Digital shopping giant Amazon made big technology news headlines earlier this year because of its roll out of Amazon Go, a cashier-less physical store. But Walmart — a store definitely not associated with cutting-edge digital shopping — may have just launched a successful competitor.
Scan & Go is in more than 12 locations nationwide.
Walmart is testing a system in several stores that allows shoppers to purchase items but skip checkout lines and any physical payment method. The system, called Scan & Go, uses a mobile app so that shoppers can scan barcodes, pay within the app, and then show the electronic receipt to a Walmart employee as they exit the store.
To a consumer, Walmart’s system may seem very similar to Amazon Go, as they both are designed to streamline the shopping experience by eliminating cashiers, check-out lines, and the waits associated with them. Amazon Go, however, uses sensors in the stores to assess prices and check items out, rather than an app. Payment is secured via a customer’s Amazon account
Walmart’s Digital Offering in Several Stores
Although Amazon Go may be more advanced digitally, it’s not as advanced in its practical application. Right now, the stores are still in the test stage.
Although Amazon is more associated with digital innovation, Walmart seems to be ahead in cashier-less shopping at this stage.
Walmart, on the other hand, has completed the original testing stage and is launching in over a dozen stores across the country, including locations in Florida, Texas, South Dakota, Georgia, Arkansas, and Kentucky.

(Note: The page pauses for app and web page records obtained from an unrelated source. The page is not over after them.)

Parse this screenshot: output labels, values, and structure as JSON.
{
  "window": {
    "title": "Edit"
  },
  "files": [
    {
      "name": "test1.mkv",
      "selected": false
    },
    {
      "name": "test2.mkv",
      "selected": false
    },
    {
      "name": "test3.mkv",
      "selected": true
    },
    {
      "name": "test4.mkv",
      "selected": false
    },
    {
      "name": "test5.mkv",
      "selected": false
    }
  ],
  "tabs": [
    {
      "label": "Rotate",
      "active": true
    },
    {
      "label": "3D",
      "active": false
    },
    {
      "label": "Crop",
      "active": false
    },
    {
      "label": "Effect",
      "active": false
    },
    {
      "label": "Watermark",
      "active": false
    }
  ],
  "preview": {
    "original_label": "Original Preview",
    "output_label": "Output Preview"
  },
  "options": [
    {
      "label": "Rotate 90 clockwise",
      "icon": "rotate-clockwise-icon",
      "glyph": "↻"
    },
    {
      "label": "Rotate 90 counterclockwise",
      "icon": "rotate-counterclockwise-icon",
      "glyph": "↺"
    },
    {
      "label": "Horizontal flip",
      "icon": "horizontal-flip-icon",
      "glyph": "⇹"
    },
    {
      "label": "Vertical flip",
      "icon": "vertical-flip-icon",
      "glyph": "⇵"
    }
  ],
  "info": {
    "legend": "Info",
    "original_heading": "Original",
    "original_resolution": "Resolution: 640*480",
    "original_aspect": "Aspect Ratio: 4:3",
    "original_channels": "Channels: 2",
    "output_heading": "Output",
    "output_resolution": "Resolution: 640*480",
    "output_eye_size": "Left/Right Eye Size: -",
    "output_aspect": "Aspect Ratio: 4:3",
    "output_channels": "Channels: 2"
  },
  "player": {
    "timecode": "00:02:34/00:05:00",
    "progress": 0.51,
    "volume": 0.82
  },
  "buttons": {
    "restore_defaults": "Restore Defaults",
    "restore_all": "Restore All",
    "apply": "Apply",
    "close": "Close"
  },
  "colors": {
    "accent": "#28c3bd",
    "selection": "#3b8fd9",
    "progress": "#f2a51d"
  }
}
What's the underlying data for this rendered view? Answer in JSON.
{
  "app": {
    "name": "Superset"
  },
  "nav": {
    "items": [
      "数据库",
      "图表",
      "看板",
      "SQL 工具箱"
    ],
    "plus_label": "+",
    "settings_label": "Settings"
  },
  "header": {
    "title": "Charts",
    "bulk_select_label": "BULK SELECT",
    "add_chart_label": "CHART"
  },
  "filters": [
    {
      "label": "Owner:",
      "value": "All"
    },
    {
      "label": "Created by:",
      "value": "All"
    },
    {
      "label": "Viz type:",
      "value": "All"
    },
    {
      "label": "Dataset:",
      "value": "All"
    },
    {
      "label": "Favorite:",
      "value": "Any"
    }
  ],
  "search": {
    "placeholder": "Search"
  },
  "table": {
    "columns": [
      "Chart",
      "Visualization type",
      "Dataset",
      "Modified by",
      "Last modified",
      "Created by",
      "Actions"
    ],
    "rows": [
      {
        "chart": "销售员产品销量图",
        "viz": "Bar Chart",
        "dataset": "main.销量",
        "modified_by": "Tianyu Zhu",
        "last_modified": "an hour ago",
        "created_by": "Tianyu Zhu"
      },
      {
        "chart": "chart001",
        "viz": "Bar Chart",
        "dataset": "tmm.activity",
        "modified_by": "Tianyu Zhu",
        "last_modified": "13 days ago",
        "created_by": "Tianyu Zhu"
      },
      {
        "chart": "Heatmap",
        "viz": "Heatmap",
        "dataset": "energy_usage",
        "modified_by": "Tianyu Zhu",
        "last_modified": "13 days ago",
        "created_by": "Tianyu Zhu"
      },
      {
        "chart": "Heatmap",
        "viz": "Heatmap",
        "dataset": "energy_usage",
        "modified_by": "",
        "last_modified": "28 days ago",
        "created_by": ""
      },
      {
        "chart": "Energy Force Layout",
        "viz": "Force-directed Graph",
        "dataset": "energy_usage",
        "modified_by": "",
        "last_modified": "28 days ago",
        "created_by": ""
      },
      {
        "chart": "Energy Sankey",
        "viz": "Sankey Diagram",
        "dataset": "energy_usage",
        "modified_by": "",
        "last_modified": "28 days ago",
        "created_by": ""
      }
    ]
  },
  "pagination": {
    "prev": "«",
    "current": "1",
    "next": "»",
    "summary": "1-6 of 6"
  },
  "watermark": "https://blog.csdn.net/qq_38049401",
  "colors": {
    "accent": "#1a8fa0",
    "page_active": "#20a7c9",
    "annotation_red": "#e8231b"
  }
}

Customers wanting to use Scan & Go have two options. They can download the apps to their smartphones or use scanners that Walmart provides in stores. Customers who are concerned about secure credit card information can also use an automated checkout register that allows them the convenience of digital checkout but offers payment options that are not confined to credit cards.
One of the business strategies behind both, notes Forbes, is a desire to move into the grocery shopping sector, a $600 billion market in the U.S. Business Insider noted earlier this year that Amazon Go was planned specifically to be a smaller-sized convenience store, with bread, milk, and other grocery store staples. The stores are also planned to be roughly 1,800 square feet in size, which is smaller than the average supermarket.

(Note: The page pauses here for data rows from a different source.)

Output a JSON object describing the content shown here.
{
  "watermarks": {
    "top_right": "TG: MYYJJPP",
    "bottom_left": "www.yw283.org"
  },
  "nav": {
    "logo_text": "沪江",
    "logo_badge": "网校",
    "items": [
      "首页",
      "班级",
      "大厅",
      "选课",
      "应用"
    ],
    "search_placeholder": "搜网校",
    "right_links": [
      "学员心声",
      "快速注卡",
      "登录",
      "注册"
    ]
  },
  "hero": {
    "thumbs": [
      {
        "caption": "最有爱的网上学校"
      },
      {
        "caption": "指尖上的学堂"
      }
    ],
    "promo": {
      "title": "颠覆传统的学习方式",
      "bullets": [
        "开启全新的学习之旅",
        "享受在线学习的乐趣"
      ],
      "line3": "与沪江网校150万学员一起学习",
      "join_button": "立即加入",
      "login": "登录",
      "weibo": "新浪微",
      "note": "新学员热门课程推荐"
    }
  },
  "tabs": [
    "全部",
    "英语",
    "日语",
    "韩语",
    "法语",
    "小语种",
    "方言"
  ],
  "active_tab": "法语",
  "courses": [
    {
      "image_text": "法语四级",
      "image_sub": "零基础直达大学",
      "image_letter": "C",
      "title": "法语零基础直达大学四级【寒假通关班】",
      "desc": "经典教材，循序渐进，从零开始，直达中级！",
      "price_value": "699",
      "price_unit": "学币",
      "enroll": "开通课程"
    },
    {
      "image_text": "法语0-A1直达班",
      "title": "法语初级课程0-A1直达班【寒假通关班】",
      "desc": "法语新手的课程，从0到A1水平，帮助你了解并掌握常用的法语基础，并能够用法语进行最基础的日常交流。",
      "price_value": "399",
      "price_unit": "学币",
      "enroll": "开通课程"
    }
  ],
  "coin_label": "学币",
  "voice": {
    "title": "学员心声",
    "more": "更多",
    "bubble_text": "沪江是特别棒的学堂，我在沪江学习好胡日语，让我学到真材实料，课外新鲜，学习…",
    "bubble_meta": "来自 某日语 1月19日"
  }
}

Customers who happily use Amazon to purchase multiple items on line still want to be able to see their fruits and vegetables. Part of the thinking behind Amazon Go might be to rectify this deficit. Last year, Amazon’s in-house planning indicated a strategy to build 2,000 grocery stores nationwide over the next 10 years. Earlier this year, of course, Amazon purchased Whole Foods, a grocery chain.
If electronic shopping is successful in stores, it provides a way to offer customers the convenience of online shopping with the ability to physically see — and hoist and smell — merchandise.
Will Walmart beat mighty Amazon at a digital game? So far, it seems to be winning, but don’t count Amazon out yet. But the idea of checking out digitally is definitely an idea whose time has come.